Data Start Marker
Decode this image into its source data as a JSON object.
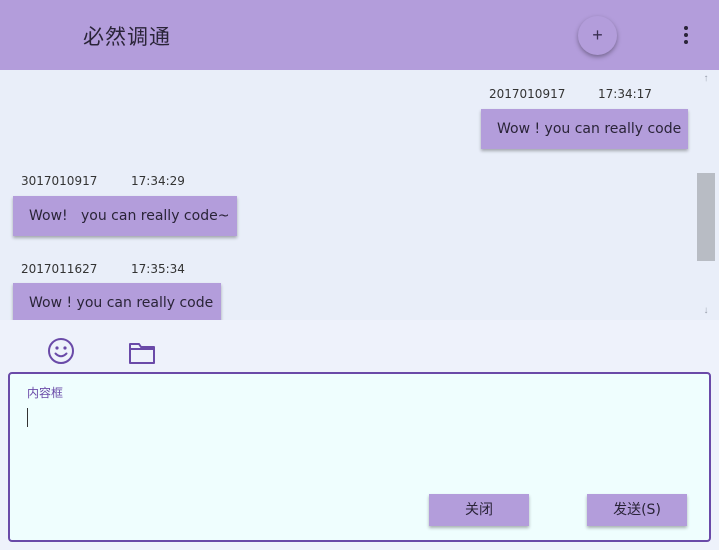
{
  "header": {
    "title": "必然调通",
    "add_icon": "plus-icon",
    "more_icon": "more-vert-icon",
    "add_glyph": "+"
  },
  "messages": [
    {
      "sender": "2017010917",
      "time": "17:34:17",
      "text": "Wow ! you can really code",
      "side": "right"
    },
    {
      "sender": "3017010917",
      "time": "17:34:29",
      "text": "Wow!   you can really code~",
      "side": "left"
    },
    {
      "sender": "2017011627",
      "time": "17:35:34",
      "text": "Wow ! you can really code",
      "side": "left"
    }
  ],
  "toolbar": {
    "emoji_icon": "smiley-icon",
    "file_icon": "folder-icon"
  },
  "editor": {
    "label": "内容框",
    "value": "",
    "close_label": "关闭",
    "send_label": "发送(S)"
  },
  "scrollbar": {
    "up_glyph": "↑",
    "down_glyph": "↓"
  },
  "colors": {
    "accent": "#b39ddb",
    "border": "#6a4aa8",
    "background": "#e9eef9",
    "editor_bg": "#effefe"
  }
}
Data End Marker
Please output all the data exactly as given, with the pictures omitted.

-- Output below --
Decode this image into its source data as a JSON object.
{
  "header": {
    "title": "必然调通",
    "add_icon": "plus-icon",
    "more_icon": "more-vert-icon",
    "add_glyph": "+"
  },
  "messages": [
    {
      "sender": "2017010917",
      "time": "17:34:17",
      "text": "Wow ! you can really code",
      "side": "right"
    },
    {
      "sender": "3017010917",
      "time": "17:34:29",
      "text": "Wow!   you can really code~",
      "side": "left"
    },
    {
      "sender": "2017011627",
      "time": "17:35:34",
      "text": "Wow ! you can really code",
      "side": "left"
    }
  ],
  "toolbar": {
    "emoji_icon": "smiley-icon",
    "file_icon": "folder-icon"
  },
  "editor": {
    "label": "内容框",
    "value": "",
    "close_label": "关闭",
    "send_label": "发送(S)"
  },
  "scrollbar": {
    "up_glyph": "↑",
    "down_glyph": "↓"
  },
  "colors": {
    "accent": "#b39ddb",
    "border": "#6a4aa8",
    "background": "#e9eef9",
    "editor_bg": "#effefe"
  }
}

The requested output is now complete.